Sunak hints at why he opted for a snap summer election

Rishi Sunak (Photo: Getty)

There is no good answer to the question of why Rishi Sunak called the general election for 4 July, other than that it comes at a time when things are marginally better than they were and before things could get a lot worse. There is, by the way, no good answer to the question of when would be a good time for the Conservatives to hold the election because they are 21 points behind in the polls and largely hate one another and the responsibility of government. 

Sunak wants to make it about his record

This morning, Sunak insisted on his broadcast rounds that the answer to ‘why now?’ was that he had reached a moment of economic stability. This is not a logical position: elections by their very nature create turmoil and it would be easier to argue – as the Prime Minister was saying only a few months ago – that it was better to keep going to ensure economic stability. He did, though, give a clue as to why now might be advantageous: he admitted that there will be no flights to Rwanda before the election. Now, he’s making Rwanda going ahead a key part of his sell. But he also doesn’t have to go to the polls after a summer of more small boat crossings and no evidence that even planes in the sky to Rwanda are working as a deterrent. 

The whole tenor of the launch of the election campaign so far has been that things aren’t going the Conservatives’ way. You could see it in Sunak’s eyes yesterday evening as he stood in Downing Street getting drenched and nearly drowned out by a loudspeaker playing the New Labour anthem ‘Things Can Only Get Better’. You could see it in the facial expressions of the cabinet standing behind him at last night’s rally: many of them had the glassy eyes and fixed smiles of people trying not to cry on TV. They were as surprised as everyone else by yesterday’s announcement, and are having to work themselves into a state of enthusiasm to answer the even tougher question than ‘why now?’, which is ‘why stick with the Conservatives?’.
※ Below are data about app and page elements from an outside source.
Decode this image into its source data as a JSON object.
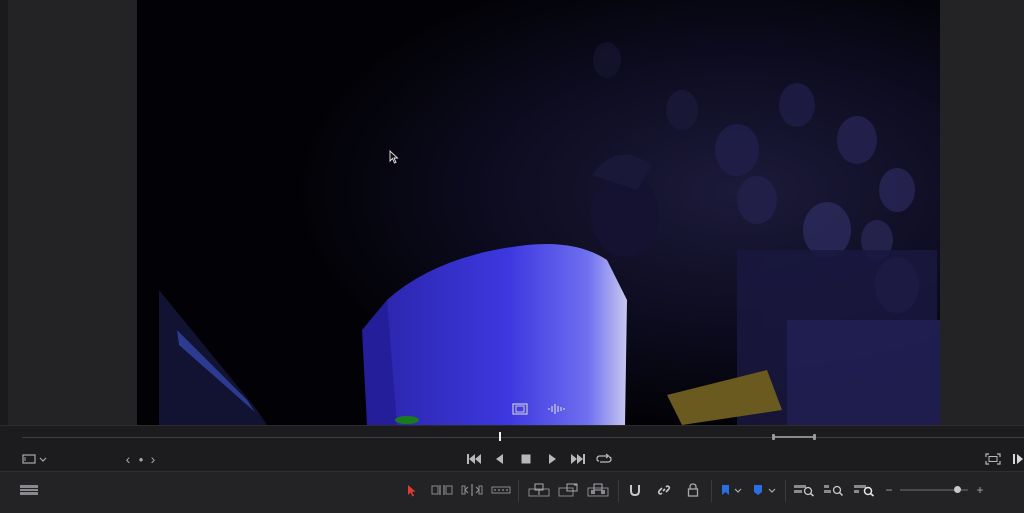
{
  "viewer": {
    "clip_view_icon": "film-strip-icon",
    "audio_view_icon": "audio-waveform-icon"
  },
  "transport": {
    "viewer_mode_icon": "viewer-mode-icon",
    "nav_prev": "‹",
    "nav_dot": "●",
    "nav_next": "›",
    "buttons": [
      "skip-to-start-icon",
      "play-reverse-icon",
      "stop-icon",
      "play-icon",
      "skip-to-end-icon",
      "loop-icon"
    ],
    "right_icons": [
      "fullscreen-icon",
      "next-frame-icon"
    ]
  },
  "toolbar": {
    "tools": [
      "timeline-view-options-icon",
      "selection-arrow-icon",
      "trim-edit-icon",
      "dynamic-trim-icon",
      "blade-icon",
      "insert-clip-icon",
      "overwrite-clip-icon",
      "replace-clip-icon",
      "snapping-icon",
      "linked-selection-icon",
      "position-lock-icon",
      "flag-icon",
      "marker-icon",
      "zoom-full-icon",
      "zoom-detail-icon",
      "zoom-custom-icon"
    ],
    "zoom_minus": "−",
    "zoom_plus": "+",
    "zoom_level": 0.85
  },
  "colors": {
    "selection_tool": "#e23a32",
    "flag_blue": "#2a6ee6",
    "marker_blue": "#2a6ee6",
    "jersey_blue": "#3b35d8"
  }
}
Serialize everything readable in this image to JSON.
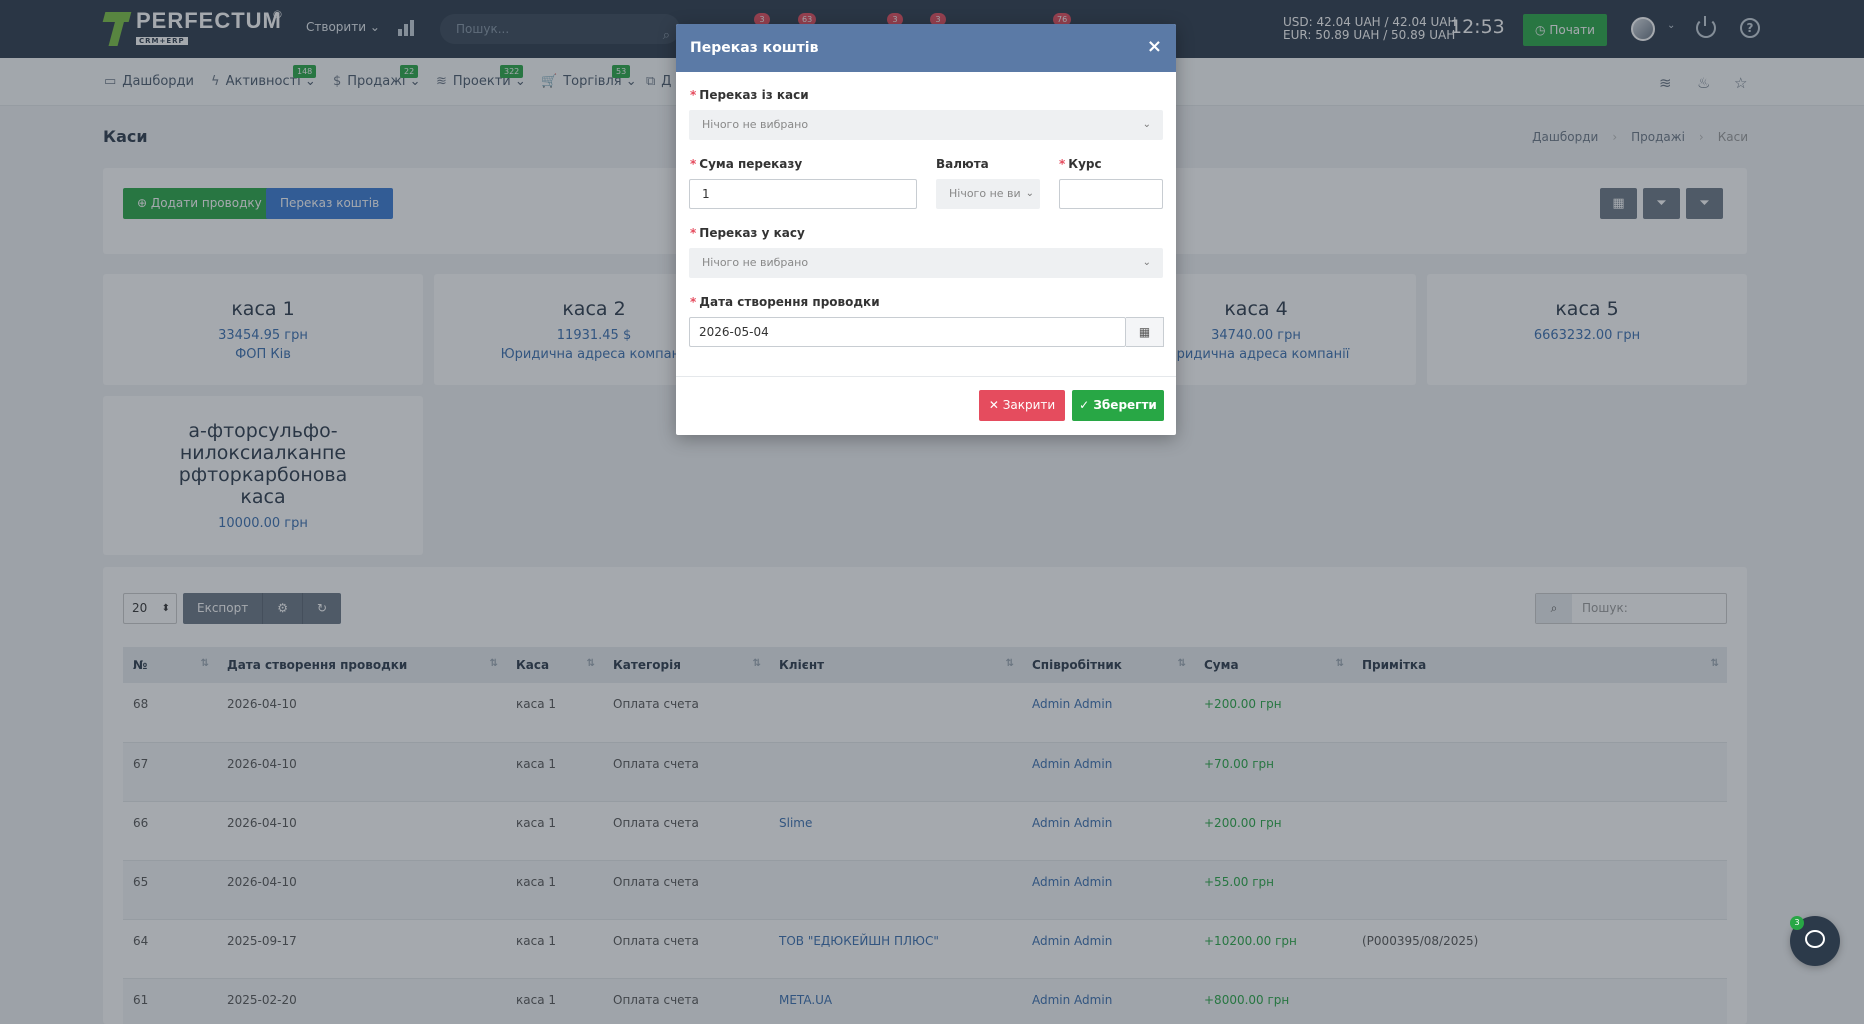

So far Sunak wants to make it about his record and a ‘better the devil you know’ pitch. But things won’t go his way: his party may have a very different idea of what it wants to say in this campaign.